From the first line to the last, output the entries exactly.

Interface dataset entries
*** Block opens ***

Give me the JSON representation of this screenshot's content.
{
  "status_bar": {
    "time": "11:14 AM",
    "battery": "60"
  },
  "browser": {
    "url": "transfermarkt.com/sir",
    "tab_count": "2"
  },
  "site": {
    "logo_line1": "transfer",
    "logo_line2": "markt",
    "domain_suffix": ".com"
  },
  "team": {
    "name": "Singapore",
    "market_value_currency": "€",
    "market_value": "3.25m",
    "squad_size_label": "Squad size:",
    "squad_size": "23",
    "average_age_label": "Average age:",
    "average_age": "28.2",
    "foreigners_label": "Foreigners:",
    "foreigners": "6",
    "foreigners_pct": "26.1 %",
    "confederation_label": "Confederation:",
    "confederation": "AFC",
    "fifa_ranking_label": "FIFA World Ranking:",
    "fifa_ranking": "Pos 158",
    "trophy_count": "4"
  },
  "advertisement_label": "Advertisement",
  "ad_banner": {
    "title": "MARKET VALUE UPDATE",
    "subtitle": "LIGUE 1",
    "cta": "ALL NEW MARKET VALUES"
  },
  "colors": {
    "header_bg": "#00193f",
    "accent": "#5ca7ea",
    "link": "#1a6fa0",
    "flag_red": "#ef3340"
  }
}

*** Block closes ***

YOUR RESPONSE =
Give me the JSON representation of this screenshot's content.
{
  "status_bar": {
    "time": "11:14 AM",
    "battery": "60"
  },
  "browser": {
    "url": "transfermarkt.com/sir",
    "tab_count": "2"
  },
  "site": {
    "logo_line1": "transfer",
    "logo_line2": "markt",
    "domain_suffix": ".com"
  },
  "team": {
    "name": "Singapore",
    "market_value_currency": "€",
    "market_value": "3.25m",
    "squad_size_label": "Squad size:",
    "squad_size": "23",
    "average_age_label": "Average age:",
    "average_age": "28.2",
    "foreigners_label": "Foreigners:",
    "foreigners": "6",
    "foreigners_pct": "26.1 %",
    "confederation_label": "Confederation:",
    "confederation": "AFC",
    "fifa_ranking_label": "FIFA World Ranking:",
    "fifa_ranking": "Pos 158",
    "trophy_count": "4"
  },
  "advertisement_label": "Advertisement",
  "ad_banner": {
    "title": "MARKET VALUE UPDATE",
    "subtitle": "LIGUE 1",
    "cta": "ALL NEW MARKET VALUES"
  },
  "colors": {
    "header_bg": "#00193f",
    "accent": "#5ca7ea",
    "link": "#1a6fa0",
    "flag_red": "#ef3340"
  }
}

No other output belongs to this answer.